Economists love labor-force statistics, those numbers that help them determine all kinds of things about the improving or declining health of the economy — unemployment rates, new jobs, emerging job sectors, and so on. It was unsettling this spring when more than one newspaper headline heralded “The Death of the Summer Job.”
Competition from the College Application
The summer job has long been a way for teens to dip their toes into the workforce, begin to earn paychecks, and start to understand what it means to work for a living. Experts see it as a valuable first step toward becoming a full-time employee and to also begin saving money for your future.
However, labor-force statistics suggest summer jobs may not top the high-school-student priority list. According to the U.S. Department of Labor, last July only 4 in 10 teens were in the labor force, compared with about 7 in 10 in July 1978 – and this is when all the other labor market statistics for older people have been getting stronger.
Teen labor force numbers have been on the decline for decades. Many believe that summer job opportunities have been replaced by internships and volunteering that are thought to strengthen college applications, and lots of extracurricular activities – especially for those kids who have the financial means not to have to work. Paul Harrington, a professor at Drexel University’s Center for Labor Markets and Policy in Philadelphia, and an expert on this issue, told NPR’s The Indicator business podcast on June 29, “The higher education system now, I would argue, punishes high school kids for working because the rewards in high school for college admission are not work-related. They’re…community service, that sort of thing and…extracurricular activities.”
Harrington and others have been lamenting the decline of summer jobs among teens, pointing out that they are invaluable preparation for employment later in life. What’s more, summer jobs teach so many key money skills, from earning a paycheck and learning to understand things like gross pay and net pay, to making choices about saving and spending. Many employers will deposit your paychecks directly into your bank account, a convenience that helps support savings. For those teens that haven’t yet opened an account, this is another summer-job advantage. Now’s the time to open one, as you begin to make smart financial choices for your future.
A big believer in the power of the summer job – as a hands-on financial education, as well as a skills builder – KWHS did some on-the-street research to find teen workers. We are happy to report that in many ways the summer job is alive and well. And we were reminded of another skill that makes the summer job difficult to replace: work ethic. This basically means that you show up on time, work extremely hard, dazzle your employers, and develop an internal drive to succeed, no matter what the task.
Buttered Toast and Better Skills
We recently met Katherine Paulino, a 17-year-old rising senior at Bodine High School for International Affairs in Philadelphia. Paulino is spending a big part of her summer waitressing at the T&N Homemade Kitchen restaurant in Northern Liberties, Pa., U.S. “This is my first job,” says Paulino, who hopes to go to college to major in marketing or management. “I decided to take this job because I’ve never had a real job before, I didn’t have any immediate summer plans, and I wanted to make my own money. My goal is to save enough money to buy a new phone, so I would need a job to do that.”

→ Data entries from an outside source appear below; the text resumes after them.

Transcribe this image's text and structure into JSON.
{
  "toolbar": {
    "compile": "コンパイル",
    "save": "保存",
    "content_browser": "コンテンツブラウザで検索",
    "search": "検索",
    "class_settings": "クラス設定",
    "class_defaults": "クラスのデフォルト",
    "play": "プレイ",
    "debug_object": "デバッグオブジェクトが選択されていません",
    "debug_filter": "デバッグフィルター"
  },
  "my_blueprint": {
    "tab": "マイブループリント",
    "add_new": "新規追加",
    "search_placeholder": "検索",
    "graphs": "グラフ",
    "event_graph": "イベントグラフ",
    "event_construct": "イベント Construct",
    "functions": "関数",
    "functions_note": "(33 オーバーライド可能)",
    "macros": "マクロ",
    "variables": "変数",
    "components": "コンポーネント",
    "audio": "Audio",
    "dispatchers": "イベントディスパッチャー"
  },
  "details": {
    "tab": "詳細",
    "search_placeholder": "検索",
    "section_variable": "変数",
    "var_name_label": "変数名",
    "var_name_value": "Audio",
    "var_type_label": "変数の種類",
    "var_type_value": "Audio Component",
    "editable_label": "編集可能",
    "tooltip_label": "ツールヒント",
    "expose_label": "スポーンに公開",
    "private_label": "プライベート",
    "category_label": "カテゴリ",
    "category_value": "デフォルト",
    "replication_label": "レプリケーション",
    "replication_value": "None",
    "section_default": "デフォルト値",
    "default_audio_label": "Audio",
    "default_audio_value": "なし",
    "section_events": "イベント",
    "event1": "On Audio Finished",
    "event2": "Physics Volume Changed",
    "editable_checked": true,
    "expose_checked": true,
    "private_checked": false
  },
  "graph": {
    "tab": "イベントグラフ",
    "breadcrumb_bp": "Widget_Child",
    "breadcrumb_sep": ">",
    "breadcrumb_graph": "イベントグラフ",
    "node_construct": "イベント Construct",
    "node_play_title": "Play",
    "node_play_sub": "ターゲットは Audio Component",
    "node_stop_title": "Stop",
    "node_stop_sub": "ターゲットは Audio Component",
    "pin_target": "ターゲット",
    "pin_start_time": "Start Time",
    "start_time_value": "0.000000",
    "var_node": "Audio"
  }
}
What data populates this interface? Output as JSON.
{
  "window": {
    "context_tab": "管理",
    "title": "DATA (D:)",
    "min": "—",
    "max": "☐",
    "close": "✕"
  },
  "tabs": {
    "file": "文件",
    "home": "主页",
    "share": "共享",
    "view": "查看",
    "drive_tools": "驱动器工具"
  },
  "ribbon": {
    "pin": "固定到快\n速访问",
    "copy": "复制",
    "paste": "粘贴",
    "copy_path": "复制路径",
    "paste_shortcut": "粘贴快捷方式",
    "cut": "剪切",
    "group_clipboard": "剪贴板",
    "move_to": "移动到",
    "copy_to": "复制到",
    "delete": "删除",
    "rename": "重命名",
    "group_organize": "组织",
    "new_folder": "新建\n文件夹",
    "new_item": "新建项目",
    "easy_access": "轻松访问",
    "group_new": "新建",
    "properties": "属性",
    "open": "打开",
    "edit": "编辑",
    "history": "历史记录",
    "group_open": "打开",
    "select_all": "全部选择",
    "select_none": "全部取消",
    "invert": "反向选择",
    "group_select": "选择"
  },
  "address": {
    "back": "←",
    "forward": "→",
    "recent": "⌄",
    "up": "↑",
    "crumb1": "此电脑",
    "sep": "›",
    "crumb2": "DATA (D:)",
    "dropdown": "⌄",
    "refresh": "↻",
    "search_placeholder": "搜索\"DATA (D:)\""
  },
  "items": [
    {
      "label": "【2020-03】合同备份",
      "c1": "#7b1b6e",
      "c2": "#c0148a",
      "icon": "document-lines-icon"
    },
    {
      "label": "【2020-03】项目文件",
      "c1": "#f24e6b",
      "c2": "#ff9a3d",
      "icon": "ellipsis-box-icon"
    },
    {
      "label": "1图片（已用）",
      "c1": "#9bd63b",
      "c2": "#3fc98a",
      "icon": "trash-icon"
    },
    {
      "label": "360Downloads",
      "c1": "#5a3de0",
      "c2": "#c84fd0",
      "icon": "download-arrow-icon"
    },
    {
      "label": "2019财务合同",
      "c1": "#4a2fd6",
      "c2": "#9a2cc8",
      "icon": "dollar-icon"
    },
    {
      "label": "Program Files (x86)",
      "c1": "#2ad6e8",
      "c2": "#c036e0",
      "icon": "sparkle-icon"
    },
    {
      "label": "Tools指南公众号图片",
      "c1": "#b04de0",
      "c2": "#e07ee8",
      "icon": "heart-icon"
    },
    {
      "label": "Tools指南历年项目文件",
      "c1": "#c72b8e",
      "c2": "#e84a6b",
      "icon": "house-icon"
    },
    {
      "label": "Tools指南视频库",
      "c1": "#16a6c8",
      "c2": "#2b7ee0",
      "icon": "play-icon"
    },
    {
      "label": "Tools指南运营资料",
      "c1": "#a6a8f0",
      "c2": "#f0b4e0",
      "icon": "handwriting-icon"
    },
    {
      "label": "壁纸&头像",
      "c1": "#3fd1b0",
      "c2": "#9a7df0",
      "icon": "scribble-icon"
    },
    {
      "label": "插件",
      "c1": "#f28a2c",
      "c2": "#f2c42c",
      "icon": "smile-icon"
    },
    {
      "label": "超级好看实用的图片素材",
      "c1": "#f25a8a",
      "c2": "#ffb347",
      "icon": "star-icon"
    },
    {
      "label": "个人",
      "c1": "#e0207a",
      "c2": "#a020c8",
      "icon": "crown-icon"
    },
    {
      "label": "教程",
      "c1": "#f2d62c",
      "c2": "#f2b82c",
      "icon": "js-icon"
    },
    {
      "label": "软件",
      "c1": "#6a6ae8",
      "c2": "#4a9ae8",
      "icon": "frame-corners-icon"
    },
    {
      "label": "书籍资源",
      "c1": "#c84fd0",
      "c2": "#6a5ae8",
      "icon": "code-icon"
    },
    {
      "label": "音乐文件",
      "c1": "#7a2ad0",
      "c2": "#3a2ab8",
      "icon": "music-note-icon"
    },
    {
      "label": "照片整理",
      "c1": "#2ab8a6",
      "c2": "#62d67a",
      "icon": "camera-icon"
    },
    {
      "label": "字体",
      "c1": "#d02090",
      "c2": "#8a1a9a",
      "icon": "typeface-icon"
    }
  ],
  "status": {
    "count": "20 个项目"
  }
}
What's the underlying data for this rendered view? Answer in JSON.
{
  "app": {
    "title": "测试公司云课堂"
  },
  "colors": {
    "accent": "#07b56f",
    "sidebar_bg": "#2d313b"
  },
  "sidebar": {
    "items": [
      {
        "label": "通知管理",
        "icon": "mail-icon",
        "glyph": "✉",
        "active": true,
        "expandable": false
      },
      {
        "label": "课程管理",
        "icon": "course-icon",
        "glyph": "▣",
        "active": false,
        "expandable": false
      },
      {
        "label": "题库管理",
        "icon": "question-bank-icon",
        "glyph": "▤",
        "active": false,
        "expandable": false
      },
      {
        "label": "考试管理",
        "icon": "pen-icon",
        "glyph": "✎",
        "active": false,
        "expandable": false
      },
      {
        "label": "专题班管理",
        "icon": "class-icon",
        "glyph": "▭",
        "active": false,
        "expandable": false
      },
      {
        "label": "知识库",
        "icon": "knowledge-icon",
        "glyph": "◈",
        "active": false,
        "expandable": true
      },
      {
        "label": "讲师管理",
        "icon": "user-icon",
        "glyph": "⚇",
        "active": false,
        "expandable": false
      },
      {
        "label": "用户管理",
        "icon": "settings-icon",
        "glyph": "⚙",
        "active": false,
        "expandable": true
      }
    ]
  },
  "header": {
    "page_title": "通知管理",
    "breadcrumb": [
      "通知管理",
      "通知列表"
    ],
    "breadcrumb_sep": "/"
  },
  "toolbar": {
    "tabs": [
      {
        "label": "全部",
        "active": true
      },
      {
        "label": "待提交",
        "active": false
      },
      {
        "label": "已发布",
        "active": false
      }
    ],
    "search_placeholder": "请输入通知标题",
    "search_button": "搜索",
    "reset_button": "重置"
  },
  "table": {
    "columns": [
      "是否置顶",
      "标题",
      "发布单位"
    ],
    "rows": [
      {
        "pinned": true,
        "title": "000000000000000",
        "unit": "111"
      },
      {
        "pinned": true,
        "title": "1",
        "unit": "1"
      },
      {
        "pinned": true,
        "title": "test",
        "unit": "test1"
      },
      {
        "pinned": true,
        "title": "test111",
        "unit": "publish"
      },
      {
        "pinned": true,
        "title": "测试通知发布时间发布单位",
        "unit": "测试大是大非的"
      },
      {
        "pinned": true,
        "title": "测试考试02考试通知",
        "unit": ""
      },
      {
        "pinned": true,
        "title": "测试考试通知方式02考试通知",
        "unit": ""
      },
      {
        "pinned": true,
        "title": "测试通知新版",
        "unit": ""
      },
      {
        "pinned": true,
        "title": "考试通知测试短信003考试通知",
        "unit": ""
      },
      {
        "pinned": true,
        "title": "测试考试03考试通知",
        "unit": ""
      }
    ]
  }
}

Paulino’s job duties include taking orders, working the cash register to ring up customers, bagging food and helping the cook in the kitchen, primarily by washing dishes and making buttered toast. “I think I’m learning valuable skills when it comes to working with others,” she says. “I feel like I’ve bettered my collaborative skills and communication skills. In school I’m working with people my age, which is fine but can become repetitive and can only teach me so much. At my job, I am the youngest person there and that factor has not been an issue so far. But it’s nice to work with someone with a different mind set than you. Also, I am gaining more things to put on my résumé. When I get to college, I will be able to say I’ve had a job before and know how to be a cashier, so I can get a job more smoothly. To earn my own paycheck is really satisfying and makes me feel accomplished. I work hard and I do my job very well, so I know I deserve to be there and earn my own money.”
While Paulino has more of a traditional summer job, it’s important to remember that you have lots of options to enter the workforce. Candace Fowler, a long-time saver and a writer for Money Crashers, a personal finance blog, says, “Working part-time, even if that just means taking on irregular gigs when you’re not in class or working toward your academic goals, is crucial to your efforts to build a savings cushion before and during college.”
Fowler adds, “Look for opportunities that play to your personal or academic strengths. If you have a knack for writing or graphic design, look for freelance projects in those fields. If you’re a gifted communicator, seek out tutoring work in your strongest academic disciplines. None of these opportunities need to monopolize your time. Those requiring specialized knowledge, such as tutoring, pay significantly more than minimum wage, meaning you can earn a decent paycheck with as few as 10 to 15 hours of effort per week.”
It’s not too late to get a job this summer, which is an enrichment program with long-term employment and financial-literacy benefits. Where will you work?
Do you work a summer job? Is it a valuable experience? Why or why not?
How do you feel about the argument that fewer teens, especially those with money, are working jobs because they are doing activities to bolster their college applications? Do you feel they're missing out?
High school is a particularly important time to begin developing money skills so you can make informed decisions later about your finances. Are the activities that you choose to do outside of school helping to build your financial literacy? Share your experiences in the comments section of this article.